I walked from east of Bough Beech reservoir to Winkhurst Green this day and here's some of the amazing plants I found this day.
It' always a great feeling to find a new orchid site and here is a Violet Helleborine by a woodland path.
Two colour forms of Scarlet Pimpernel along a field edge
This beautiful colour variant is called:
Lysimachia arvensis f. carnea
(formerly Anagallis arvensis)
Fungi were just starting to put in an appearance. It's nice to find some in mint condition and not half eaten away by slugs.
Foxgloves are quite amazing plants and this one was late flowering with most in seed by this time.

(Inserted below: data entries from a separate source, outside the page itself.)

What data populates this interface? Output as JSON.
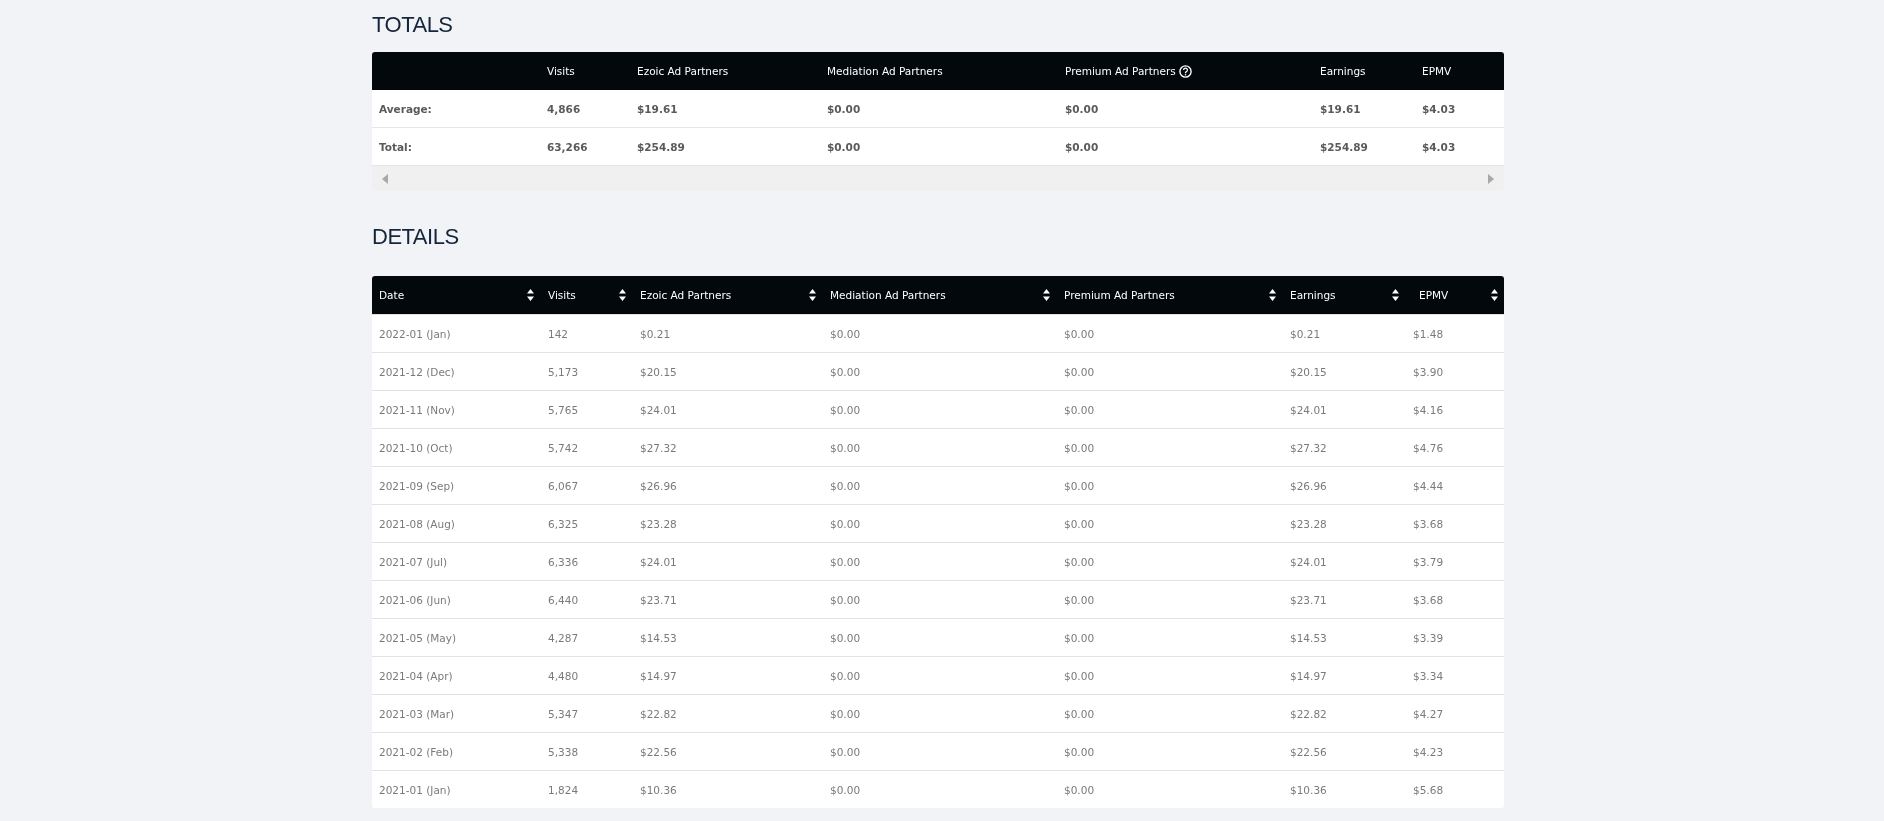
{
  "totals": {
    "title": "TOTALS",
    "columns": [
      "",
      "Visits",
      "Ezoic Ad Partners",
      "Mediation Ad Partners",
      "Premium Ad Partners",
      "Earnings",
      "EPMV"
    ],
    "rows": [
      [
        "Average:",
        "4,866",
        "$19.61",
        "$0.00",
        "$0.00",
        "$19.61",
        "$4.03"
      ],
      [
        "Total:",
        "63,266",
        "$254.89",
        "$0.00",
        "$0.00",
        "$254.89",
        "$4.03"
      ]
    ]
  },
  "details": {
    "title": "DETAILS",
    "columns": [
      "Date",
      "Visits",
      "Ezoic Ad Partners",
      "Mediation Ad Partners",
      "Premium Ad Partners",
      "Earnings",
      "EPMV"
    ],
    "rows": [
      [
        "2022-01 (Jan)",
        "142",
        "$0.21",
        "$0.00",
        "$0.00",
        "$0.21",
        "$1.48"
      ],
      [
        "2021-12 (Dec)",
        "5,173",
        "$20.15",
        "$0.00",
        "$0.00",
        "$20.15",
        "$3.90"
      ],
      [
        "2021-11 (Nov)",
        "5,765",
        "$24.01",
        "$0.00",
        "$0.00",
        "$24.01",
        "$4.16"
      ],
      [
        "2021-10 (Oct)",
        "5,742",
        "$27.32",
        "$0.00",
        "$0.00",
        "$27.32",
        "$4.76"
      ],
      [
        "2021-09 (Sep)",
        "6,067",
        "$26.96",
        "$0.00",
        "$0.00",
        "$26.96",
        "$4.44"
      ],
      [
        "2021-08 (Aug)",
        "6,325",
        "$23.28",
        "$0.00",
        "$0.00",
        "$23.28",
        "$3.68"
      ],
      [
        "2021-07 (Jul)",
        "6,336",
        "$24.01",
        "$0.00",
        "$0.00",
        "$24.01",
        "$3.79"
      ],
      [
        "2021-06 (Jun)",
        "6,440",
        "$23.71",
        "$0.00",
        "$0.00",
        "$23.71",
        "$3.68"
      ],
      [
        "2021-05 (May)",
        "4,287",
        "$14.53",
        "$0.00",
        "$0.00",
        "$14.53",
        "$3.39"
      ],
      [
        "2021-04 (Apr)",
        "4,480",
        "$14.97",
        "$0.00",
        "$0.00",
        "$14.97",
        "$3.34"
      ],
      [
        "2021-03 (Mar)",
        "5,347",
        "$22.82",
        "$0.00",
        "$0.00",
        "$22.82",
        "$4.27"
      ],
      [
        "2021-02 (Feb)",
        "5,338",
        "$22.56",
        "$0.00",
        "$0.00",
        "$22.56",
        "$4.23"
      ],
      [
        "2021-01 (Jan)",
        "1,824",
        "$10.36",
        "$0.00",
        "$0.00",
        "$10.36",
        "$5.68"
      ]
    ]
  }
}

What I thought was a white form of Dovesfoot Cranesbill (they're usually pink) turned out to be Cut-Leaved Cranesbill. It's easy to get a bit lazy and not check all the ID features on a plant, especially when you see them regularly. I didn't notice any leaves to this plant as it was so small amongst other vegetation, however, the long points on the hairy sepals can only be Cut leaved.

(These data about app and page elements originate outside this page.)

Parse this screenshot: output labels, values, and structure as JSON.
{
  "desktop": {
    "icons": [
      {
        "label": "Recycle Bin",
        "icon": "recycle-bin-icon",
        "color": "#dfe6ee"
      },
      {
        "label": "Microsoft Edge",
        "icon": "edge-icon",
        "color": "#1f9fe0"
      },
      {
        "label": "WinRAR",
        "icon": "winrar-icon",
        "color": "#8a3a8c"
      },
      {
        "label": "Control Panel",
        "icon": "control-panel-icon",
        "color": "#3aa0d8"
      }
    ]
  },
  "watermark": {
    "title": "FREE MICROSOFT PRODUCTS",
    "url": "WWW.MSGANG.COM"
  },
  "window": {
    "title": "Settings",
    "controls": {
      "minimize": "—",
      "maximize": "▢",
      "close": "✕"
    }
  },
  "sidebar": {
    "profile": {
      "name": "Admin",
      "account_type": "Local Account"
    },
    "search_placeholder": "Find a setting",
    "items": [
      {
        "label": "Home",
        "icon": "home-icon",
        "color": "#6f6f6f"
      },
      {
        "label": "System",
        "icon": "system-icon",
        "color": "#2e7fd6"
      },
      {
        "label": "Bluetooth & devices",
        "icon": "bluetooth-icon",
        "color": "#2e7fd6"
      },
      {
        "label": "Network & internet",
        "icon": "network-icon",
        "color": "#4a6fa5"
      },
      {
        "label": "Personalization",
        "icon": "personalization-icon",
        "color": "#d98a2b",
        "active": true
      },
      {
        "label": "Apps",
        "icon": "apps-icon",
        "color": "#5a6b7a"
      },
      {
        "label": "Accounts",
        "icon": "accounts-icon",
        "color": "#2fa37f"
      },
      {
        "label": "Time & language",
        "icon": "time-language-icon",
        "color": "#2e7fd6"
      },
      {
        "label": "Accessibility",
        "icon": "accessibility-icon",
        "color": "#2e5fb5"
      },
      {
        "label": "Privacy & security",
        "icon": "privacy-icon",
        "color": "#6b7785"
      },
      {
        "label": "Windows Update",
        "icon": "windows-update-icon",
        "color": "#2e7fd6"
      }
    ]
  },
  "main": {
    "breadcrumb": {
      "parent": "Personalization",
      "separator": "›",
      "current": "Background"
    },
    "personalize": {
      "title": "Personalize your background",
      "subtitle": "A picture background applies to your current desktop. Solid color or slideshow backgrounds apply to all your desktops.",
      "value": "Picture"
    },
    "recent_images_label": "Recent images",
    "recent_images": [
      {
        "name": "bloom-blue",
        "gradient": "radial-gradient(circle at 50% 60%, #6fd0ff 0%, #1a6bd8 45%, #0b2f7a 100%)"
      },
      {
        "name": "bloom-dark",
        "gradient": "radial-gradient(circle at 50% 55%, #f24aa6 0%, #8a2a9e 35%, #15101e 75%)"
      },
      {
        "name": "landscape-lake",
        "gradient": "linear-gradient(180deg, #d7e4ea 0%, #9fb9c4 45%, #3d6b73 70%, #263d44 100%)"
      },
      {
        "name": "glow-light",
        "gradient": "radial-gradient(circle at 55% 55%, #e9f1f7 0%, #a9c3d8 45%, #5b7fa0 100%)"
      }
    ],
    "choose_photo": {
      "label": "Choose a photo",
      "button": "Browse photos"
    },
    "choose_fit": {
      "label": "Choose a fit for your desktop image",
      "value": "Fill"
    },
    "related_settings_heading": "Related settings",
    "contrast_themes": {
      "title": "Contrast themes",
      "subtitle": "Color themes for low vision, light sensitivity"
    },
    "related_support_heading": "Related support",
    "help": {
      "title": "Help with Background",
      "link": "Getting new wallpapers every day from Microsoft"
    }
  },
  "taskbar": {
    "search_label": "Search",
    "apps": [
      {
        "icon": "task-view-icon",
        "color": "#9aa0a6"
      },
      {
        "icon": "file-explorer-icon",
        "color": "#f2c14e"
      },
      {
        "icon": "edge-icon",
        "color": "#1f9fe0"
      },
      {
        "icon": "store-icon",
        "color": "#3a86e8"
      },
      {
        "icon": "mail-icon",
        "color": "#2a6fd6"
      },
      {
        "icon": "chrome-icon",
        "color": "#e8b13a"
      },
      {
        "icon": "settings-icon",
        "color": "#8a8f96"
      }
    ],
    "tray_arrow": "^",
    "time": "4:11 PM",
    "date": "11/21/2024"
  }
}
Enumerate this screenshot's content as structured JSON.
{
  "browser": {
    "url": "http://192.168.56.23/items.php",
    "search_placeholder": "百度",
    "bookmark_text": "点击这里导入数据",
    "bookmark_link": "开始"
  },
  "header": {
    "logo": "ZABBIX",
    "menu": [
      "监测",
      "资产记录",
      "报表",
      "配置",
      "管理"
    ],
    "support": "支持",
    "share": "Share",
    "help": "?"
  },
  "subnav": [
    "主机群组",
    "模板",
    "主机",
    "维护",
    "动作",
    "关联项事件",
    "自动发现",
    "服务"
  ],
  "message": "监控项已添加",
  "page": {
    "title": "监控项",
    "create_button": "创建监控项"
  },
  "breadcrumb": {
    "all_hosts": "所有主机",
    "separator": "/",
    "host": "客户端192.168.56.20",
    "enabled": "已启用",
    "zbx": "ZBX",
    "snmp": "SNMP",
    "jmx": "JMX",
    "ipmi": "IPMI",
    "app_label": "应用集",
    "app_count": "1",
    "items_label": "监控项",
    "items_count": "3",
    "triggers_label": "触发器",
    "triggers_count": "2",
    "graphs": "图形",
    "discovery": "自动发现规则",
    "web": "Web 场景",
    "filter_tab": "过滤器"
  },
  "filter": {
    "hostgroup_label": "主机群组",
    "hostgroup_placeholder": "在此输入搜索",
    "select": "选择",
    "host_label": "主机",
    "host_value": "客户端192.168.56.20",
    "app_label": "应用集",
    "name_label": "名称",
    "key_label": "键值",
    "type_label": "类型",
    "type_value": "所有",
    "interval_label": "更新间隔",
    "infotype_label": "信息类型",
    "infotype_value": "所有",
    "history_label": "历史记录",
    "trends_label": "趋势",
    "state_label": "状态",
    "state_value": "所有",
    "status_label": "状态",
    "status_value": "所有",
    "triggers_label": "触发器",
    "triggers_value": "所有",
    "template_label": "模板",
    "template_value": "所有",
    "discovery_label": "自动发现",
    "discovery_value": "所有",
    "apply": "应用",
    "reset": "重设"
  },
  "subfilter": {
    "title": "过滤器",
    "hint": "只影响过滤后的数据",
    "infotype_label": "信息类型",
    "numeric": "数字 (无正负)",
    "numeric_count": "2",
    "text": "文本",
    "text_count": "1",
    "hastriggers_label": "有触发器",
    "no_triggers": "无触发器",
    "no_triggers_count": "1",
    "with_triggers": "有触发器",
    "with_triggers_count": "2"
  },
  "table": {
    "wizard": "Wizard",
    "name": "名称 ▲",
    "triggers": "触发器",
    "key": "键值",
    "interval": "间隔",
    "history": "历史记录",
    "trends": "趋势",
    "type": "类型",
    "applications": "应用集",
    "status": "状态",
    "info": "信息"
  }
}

The tiny flowers of Spear-leaved Fluellen
I found a lot of botanical records up this green byway.
In a damp area of woodland was a massive stand of Fine-leaved Water-Dropwort

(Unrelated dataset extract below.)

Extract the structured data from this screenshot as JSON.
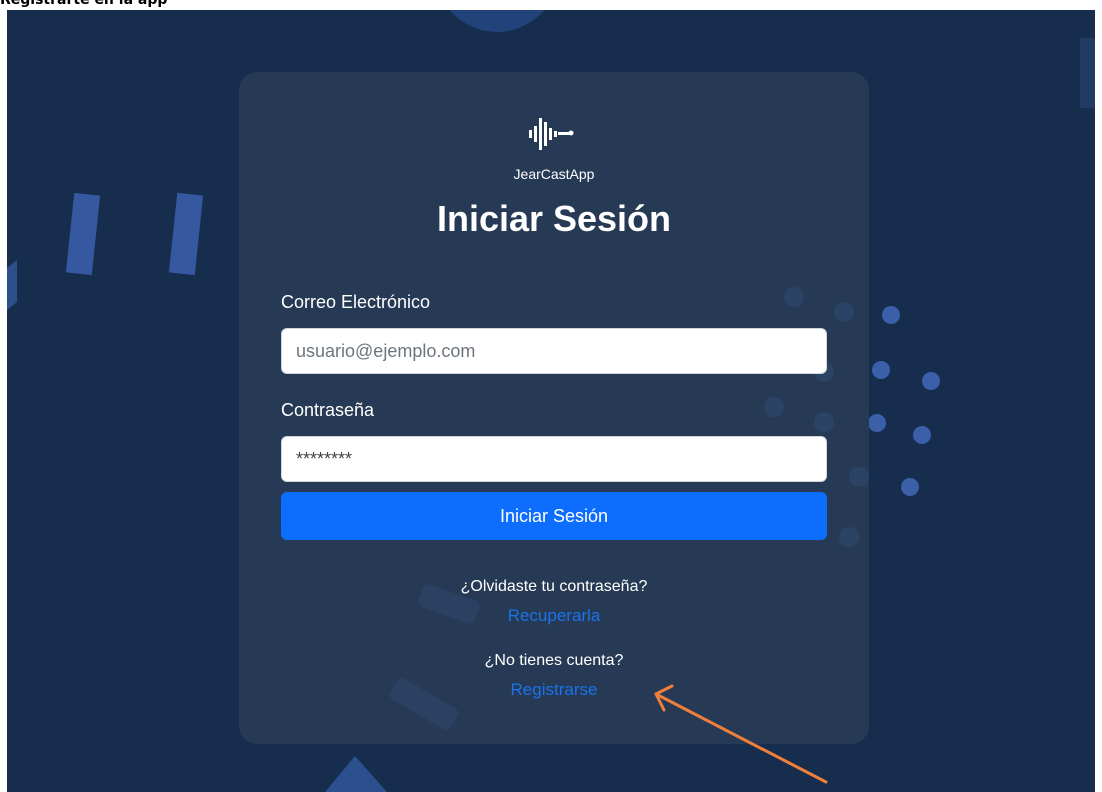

A Small Copper on a bedraggled Scentless Mayweed
A rural view
Lesser Spearwort is a Kent RPR species (Rare Plant Register) and as such I don't often see it.
I didn't realise that it's quite poisonous and can cause irritation just by gtting its sap on your skin.
I guess that's where the "flammula" came from in its name
Bush Vetch looking great
Yelow crucifers are a difficult group to identify and the habitat wasn't typical - a kerbstone on a rural road (which incidentally is a Kent Wildlife Trust Roadside Nature Reserve). However, the leaves were a giveway and a quick check in my books confirmed Marsh Yellow Cress
Another rural view
I thought this was a small Sun Spurge at first , but it turned out to be the rarer Broad-leaved Spurge
This is where a good macro photo comes in handy. The capsules are hairless and have hemispherical pimples on the surface. The four yellow cyathia glands are rounded. You need a clear photo like the one below to see these.
Betony isn't very common in Kent, so it's always a pleasure to find some.
I then found another Violet Helleborine, but the flowers were very pale compared to the one I found earlier.
That;'s all the plants featured for this trip, I hope you enjoyed reading about them.